[Start of Attachment]

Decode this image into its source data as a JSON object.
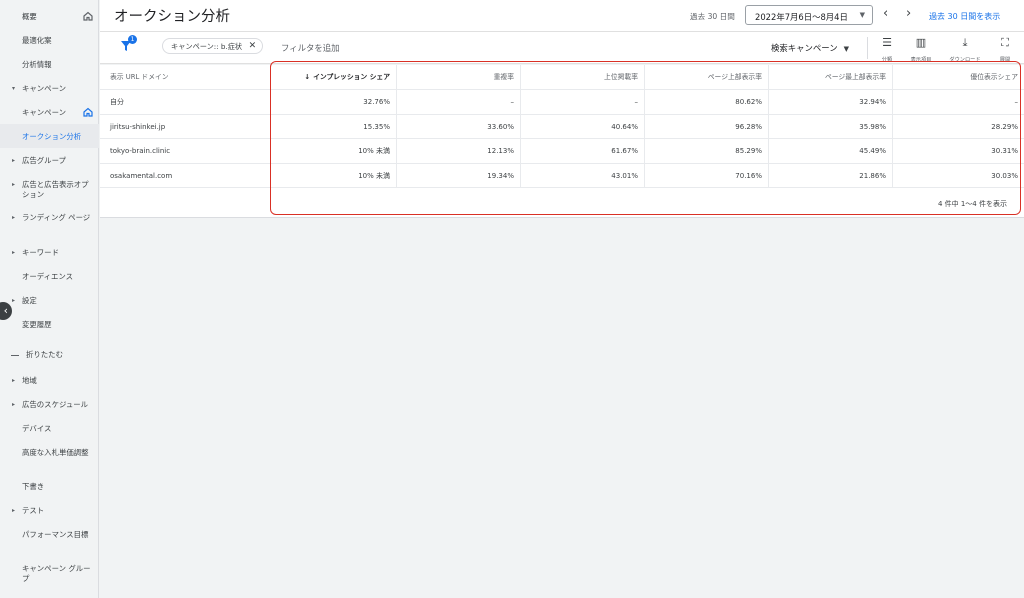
{
  "sidebar": {
    "items": [
      {
        "label": "概要",
        "home": true
      },
      {
        "label": "最適化案"
      },
      {
        "label": "分析情報"
      },
      {
        "label": "キャンペーン",
        "arrow": "▾"
      },
      {
        "label": "キャンペーン",
        "home": true
      },
      {
        "label": "オークション分析",
        "active": true
      },
      {
        "label": "広告グループ",
        "arrow": "▸"
      },
      {
        "label": "広告と広告表示オプション",
        "arrow": "▸"
      },
      {
        "label": "ランディング ページ",
        "arrow": "▸"
      },
      {
        "label": "キーワード",
        "arrow": "▸"
      },
      {
        "label": "オーディエンス"
      },
      {
        "label": "設定",
        "arrow": "▸"
      },
      {
        "label": "変更履歴"
      },
      {
        "label": "折りたたむ"
      },
      {
        "label": "地域",
        "arrow": "▸"
      },
      {
        "label": "広告のスケジュール",
        "arrow": "▸"
      },
      {
        "label": "デバイス"
      },
      {
        "label": "高度な入札単価調整"
      },
      {
        "label": "下書き"
      },
      {
        "label": "テスト",
        "arrow": "▸"
      },
      {
        "label": "パフォーマンス目標"
      },
      {
        "label": "キャンペーン グループ"
      }
    ],
    "toggle_glyph": "‹"
  },
  "header": {
    "title": "オークション分析",
    "date_label": "過去 30 日間",
    "date_range": "2022年7月6日〜8月4日",
    "show_30_link": "過去 30 日間を表示"
  },
  "filterbar": {
    "filter_count": "1",
    "chip_label": "キャンペーン:: b.症状",
    "add_filter": "フィルタを追加",
    "campaign_select": "検索キャンペーン",
    "tools": [
      {
        "icon": "segment-icon",
        "label": "分類"
      },
      {
        "icon": "columns-icon",
        "label": "表示項目"
      },
      {
        "icon": "download-icon",
        "label": "ダウンロード"
      },
      {
        "icon": "expand-icon",
        "label": "展開"
      }
    ]
  },
  "table": {
    "headers": [
      "表示 URL ドメイン",
      "インプレッション シェア",
      "重複率",
      "上位掲載率",
      "ページ上部表示率",
      "ページ最上部表示率",
      "優位表示シェア"
    ],
    "sorted_prefix": "↓",
    "rows": [
      [
        "自分",
        "32.76%",
        "–",
        "–",
        "80.62%",
        "32.94%",
        "–"
      ],
      [
        "jiritsu-shinkei.jp",
        "15.35%",
        "33.60%",
        "40.64%",
        "96.28%",
        "35.98%",
        "28.29%"
      ],
      [
        "tokyo-brain.clinic",
        "10% 未満",
        "12.13%",
        "61.67%",
        "85.29%",
        "45.49%",
        "30.31%"
      ],
      [
        "osakamental.com",
        "10% 未満",
        "19.34%",
        "43.01%",
        "70.16%",
        "21.86%",
        "30.03%"
      ]
    ],
    "footer": "4 件中 1〜4 件を表示"
  },
  "colors": {
    "accent": "#1a73e8",
    "highlight": "#d93025"
  }
}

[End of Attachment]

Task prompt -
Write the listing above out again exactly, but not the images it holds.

Written answer -
Decode this image into its source data as a JSON object.
{
  "sidebar": {
    "items": [
      {
        "label": "概要",
        "home": true
      },
      {
        "label": "最適化案"
      },
      {
        "label": "分析情報"
      },
      {
        "label": "キャンペーン",
        "arrow": "▾"
      },
      {
        "label": "キャンペーン",
        "home": true
      },
      {
        "label": "オークション分析",
        "active": true
      },
      {
        "label": "広告グループ",
        "arrow": "▸"
      },
      {
        "label": "広告と広告表示オプション",
        "arrow": "▸"
      },
      {
        "label": "ランディング ページ",
        "arrow": "▸"
      },
      {
        "label": "キーワード",
        "arrow": "▸"
      },
      {
        "label": "オーディエンス"
      },
      {
        "label": "設定",
        "arrow": "▸"
      },
      {
        "label": "変更履歴"
      },
      {
        "label": "折りたたむ"
      },
      {
        "label": "地域",
        "arrow": "▸"
      },
      {
        "label": "広告のスケジュール",
        "arrow": "▸"
      },
      {
        "label": "デバイス"
      },
      {
        "label": "高度な入札単価調整"
      },
      {
        "label": "下書き"
      },
      {
        "label": "テスト",
        "arrow": "▸"
      },
      {
        "label": "パフォーマンス目標"
      },
      {
        "label": "キャンペーン グループ"
      }
    ],
    "toggle_glyph": "‹"
  },
  "header": {
    "title": "オークション分析",
    "date_label": "過去 30 日間",
    "date_range": "2022年7月6日〜8月4日",
    "show_30_link": "過去 30 日間を表示"
  },
  "filterbar": {
    "filter_count": "1",
    "chip_label": "キャンペーン:: b.症状",
    "add_filter": "フィルタを追加",
    "campaign_select": "検索キャンペーン",
    "tools": [
      {
        "icon": "segment-icon",
        "label": "分類"
      },
      {
        "icon": "columns-icon",
        "label": "表示項目"
      },
      {
        "icon": "download-icon",
        "label": "ダウンロード"
      },
      {
        "icon": "expand-icon",
        "label": "展開"
      }
    ]
  },
  "table": {
    "headers": [
      "表示 URL ドメイン",
      "インプレッション シェア",
      "重複率",
      "上位掲載率",
      "ページ上部表示率",
      "ページ最上部表示率",
      "優位表示シェア"
    ],
    "sorted_prefix": "↓",
    "rows": [
      [
        "自分",
        "32.76%",
        "–",
        "–",
        "80.62%",
        "32.94%",
        "–"
      ],
      [
        "jiritsu-shinkei.jp",
        "15.35%",
        "33.60%",
        "40.64%",
        "96.28%",
        "35.98%",
        "28.29%"
      ],
      [
        "tokyo-brain.clinic",
        "10% 未満",
        "12.13%",
        "61.67%",
        "85.29%",
        "45.49%",
        "30.31%"
      ],
      [
        "osakamental.com",
        "10% 未満",
        "19.34%",
        "43.01%",
        "70.16%",
        "21.86%",
        "30.03%"
      ]
    ],
    "footer": "4 件中 1〜4 件を表示"
  },
  "colors": {
    "accent": "#1a73e8",
    "highlight": "#d93025"
  }
}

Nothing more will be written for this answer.